Home > Publications > Policing Colonisation The Evolution and Role of Sind Police and the Views of Sir Charles Napier on the Administration of Criminal Justice in Sind

Policing Colonisation The Evolution and Role of Sind Police and the Views of Sir Charles Napier on the Administration of Criminal Justice in Sind

Aftab Nabi and Dost Ali Baloch

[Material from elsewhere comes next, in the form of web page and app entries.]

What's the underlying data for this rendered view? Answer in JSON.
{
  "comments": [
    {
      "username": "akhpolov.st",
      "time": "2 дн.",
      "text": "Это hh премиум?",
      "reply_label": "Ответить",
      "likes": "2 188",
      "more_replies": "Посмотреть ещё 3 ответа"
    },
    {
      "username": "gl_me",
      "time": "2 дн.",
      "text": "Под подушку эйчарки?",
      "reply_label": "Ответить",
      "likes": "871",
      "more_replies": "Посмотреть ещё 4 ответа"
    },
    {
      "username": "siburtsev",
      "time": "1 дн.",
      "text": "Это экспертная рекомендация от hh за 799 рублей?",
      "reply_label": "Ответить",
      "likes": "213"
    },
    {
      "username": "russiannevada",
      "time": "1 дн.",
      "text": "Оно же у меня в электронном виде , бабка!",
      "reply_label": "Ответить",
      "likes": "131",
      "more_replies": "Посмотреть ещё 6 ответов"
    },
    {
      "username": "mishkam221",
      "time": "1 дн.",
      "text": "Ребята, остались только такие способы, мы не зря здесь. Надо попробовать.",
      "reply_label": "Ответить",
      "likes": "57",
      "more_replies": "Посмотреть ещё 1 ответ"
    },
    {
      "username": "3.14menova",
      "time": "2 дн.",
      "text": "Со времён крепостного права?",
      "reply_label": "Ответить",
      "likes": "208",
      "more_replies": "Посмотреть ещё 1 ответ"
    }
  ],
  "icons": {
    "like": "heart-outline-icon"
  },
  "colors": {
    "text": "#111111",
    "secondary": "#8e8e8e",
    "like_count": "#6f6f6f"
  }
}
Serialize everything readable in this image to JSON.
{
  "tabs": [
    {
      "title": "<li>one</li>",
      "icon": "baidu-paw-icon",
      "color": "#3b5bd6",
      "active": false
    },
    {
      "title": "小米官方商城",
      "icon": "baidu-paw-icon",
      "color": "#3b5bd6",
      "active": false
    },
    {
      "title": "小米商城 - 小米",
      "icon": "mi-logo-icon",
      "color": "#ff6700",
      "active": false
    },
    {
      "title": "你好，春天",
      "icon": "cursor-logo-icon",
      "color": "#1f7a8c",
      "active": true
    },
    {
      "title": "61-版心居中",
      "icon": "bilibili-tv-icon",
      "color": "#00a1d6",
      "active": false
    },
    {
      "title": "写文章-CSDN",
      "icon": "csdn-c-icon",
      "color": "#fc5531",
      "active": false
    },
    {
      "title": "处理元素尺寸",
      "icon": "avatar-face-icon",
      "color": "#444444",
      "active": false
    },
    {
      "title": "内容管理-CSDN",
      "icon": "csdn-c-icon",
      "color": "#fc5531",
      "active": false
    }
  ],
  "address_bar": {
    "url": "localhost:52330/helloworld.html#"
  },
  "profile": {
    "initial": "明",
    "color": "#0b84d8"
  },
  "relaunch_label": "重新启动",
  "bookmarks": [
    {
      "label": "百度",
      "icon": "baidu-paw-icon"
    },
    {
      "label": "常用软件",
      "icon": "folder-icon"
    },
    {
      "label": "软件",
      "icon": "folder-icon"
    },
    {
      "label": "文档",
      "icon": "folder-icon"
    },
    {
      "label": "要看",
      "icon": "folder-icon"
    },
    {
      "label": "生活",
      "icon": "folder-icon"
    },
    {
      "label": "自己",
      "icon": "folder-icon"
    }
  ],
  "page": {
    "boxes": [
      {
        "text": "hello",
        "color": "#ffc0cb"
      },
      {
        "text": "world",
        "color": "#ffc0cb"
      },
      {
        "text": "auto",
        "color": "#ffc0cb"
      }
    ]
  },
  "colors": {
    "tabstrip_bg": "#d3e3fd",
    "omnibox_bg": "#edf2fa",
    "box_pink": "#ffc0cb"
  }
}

This article examines the origin, evolution and orientation of police subsequent
to the conquest of Sind and assesses how policing, and to a substantial extent, the
administration of criminal justice, became subservient to the larger aim and vision
of the conqueror of Sind when confronted with the immediate and fundamental
problem, that is, the territorial consolidation of the province and the subjugation of
the tribals in the hinterlands. The background to the annexation of Sind is relevant
because it was these issues and aspects that played an important role in the
formulation and orientation of the police department and its evolution over the four
years of Sir Charles Napier’s tenure. In this context, the article is sub divided into
nine sections, first, the British interest in Sind, the ambitions of Sir Charles and the
conquest of Sind, second, the administrative system initiated by Sir Charles and the
position of Sind police in that system, third, the colonial priorities and the
orientation of the Sind police, fourth, the police manpower and recruiting policies,
fifth, the nature of crimes and their detection, sixth, the policy and orientation of
Napier’s concept of criminal justice, seventh, the consolidation of the Upper Sind
Frontier, eighth, the essence and orientation of Napier’s policing system and last, the
impact of collaboration and codification on the policing of rural Sind.